For people who come out, to themselves, and then others, they feel like their creation is being completed. They are finally starting to feel whole, like their real selves. And going public is an important part of that. To be able to live as they were always meant to live, dressing the way they want, loving who they want. Their being is finally coming into its own, as it was always meant to be.  

Our society is still struggling with this. In the United States, after a period of understanding, a backlash is in full swing.  

States like Florida have passed laws so teachers in schools cannot even admit that homosexuality and trans is a possibility.[7] School libraries are being closed until every book that makes mention of LGBTQ and Trans identity can be removed.[8]  24 other states have bills that are being considered that will shut down education and libraries from being able to talk about trans and queer identities in schools.    

 In Ontario, after some controversy, the school curriculum does allow discussion of gender identity in grade eight, including transgender identities. [9] Our society has come a long way in recent years, but there are still people who would like to keep the system the way it was, and to actively deny and denounce people who don’t fit into the boy-girl dichotomy.  

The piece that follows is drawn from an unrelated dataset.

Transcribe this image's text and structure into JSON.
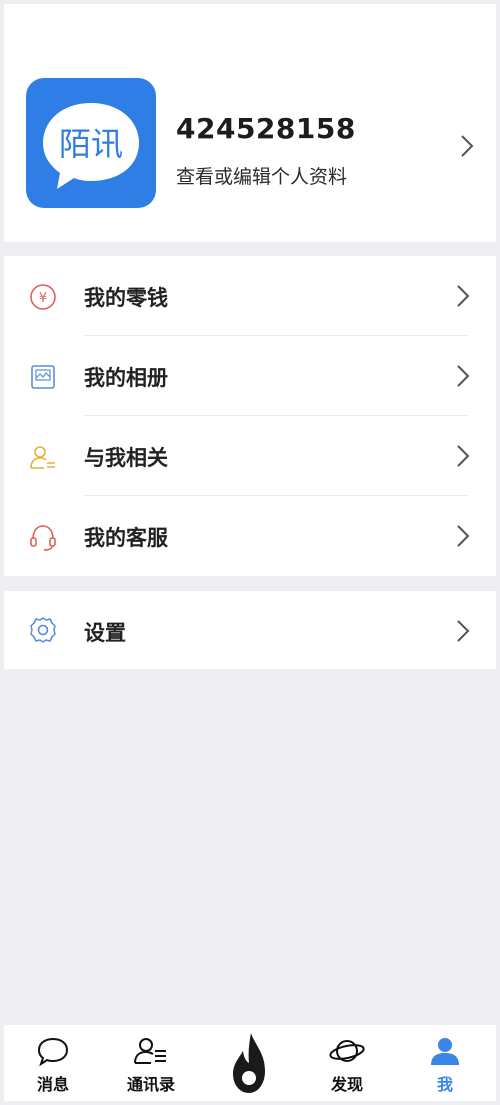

Many of the people behind these movements are Christians. But I think they have missed the message Jesus is preaching. Jesus calls for systems to change so that they can allow absolutely everyone to flourish. Not just the majority. Over the past three weeks, we have seen Jesus tell a religious leader that to be fully alive, you need to be born again, you need to learn to think and live in a radically different way. Last week Jesus made an apostle out of a woman who was considered sinful by her town due to her sexual history with six men. This week, Jesus makes an apostle out of a disabled man. Jesus wants every kind of person to be free. Every kind of sexuality, every kind of ability and disability, every kind of person, powerful or oppressed. Every system that denies the humanity of all has to be rethought, reshaped, re-created. Our creation as a society is still incomplete as long as we think in terms of us and them. We are all God’s children, and God calls us to be reborn, to change our ways so every kind of person is included. Not as special interest groups or minorities, but as fellow people, made by the same God, people who have all been called into the Light.  


[1] https://time.com/3581587/mothers-emotion-words-girls-boys-surrey-studymothers-encourage-emotions-more-in-daughters-over-sons-study-says/ [2] https://www.smh.com.au/lifestyle/the-way-we-talk-to-girls-is-different-from-the-way-we-talk-to-boys-20170123-gtwwm4.html [3] This is called “uptalk”: https://www.inhersight.com/blog/culture-and-professionalism/uptalk [4] https://www.pbs.org/independentlens/content/two-spirits_map-html/ [5] 55% in the US:  https://www.bls.gov/news.release/ciuaw.nr0.htm; Majority of jobs are now what used to be called “white collar” jobs: https://www.encyclopedia.com/social-sciences/applied-and-social-sciences-magazines/employment-white-collar. [6] 37% of the Canadian workforce worked from home during the May 2020 lockdown. https://www150.statcan.gc.ca/n1/pub/36-28-0001/2022008/article/00001-eng.htm [7] The so-called “Don’t Say Gay” bill in Florida: https://www.cbc.ca/news/world/florida-don-t-say-gay-bill-desantis-1.6400087; 24 other states have similar bills under consideration, 14 since January: https://www.edweek.org/policy-politics/which-states-are-considering-dont-say-gay-bills-and-where-they-stand/2023/02 [8] In Florida: https://popular.info/p/florida-book-bans-are-not-a-hoax; These challenges are happening all over the US, prompting the American Library Association to provide confidential assistance to libraries and librarians all over the country to keep the books on the shelves: https://www.ala.org/advocacy/statement-regarding-censorship [9] https://globalnews.ca/news/5792416/ontario-new-sex-ed-curriculum/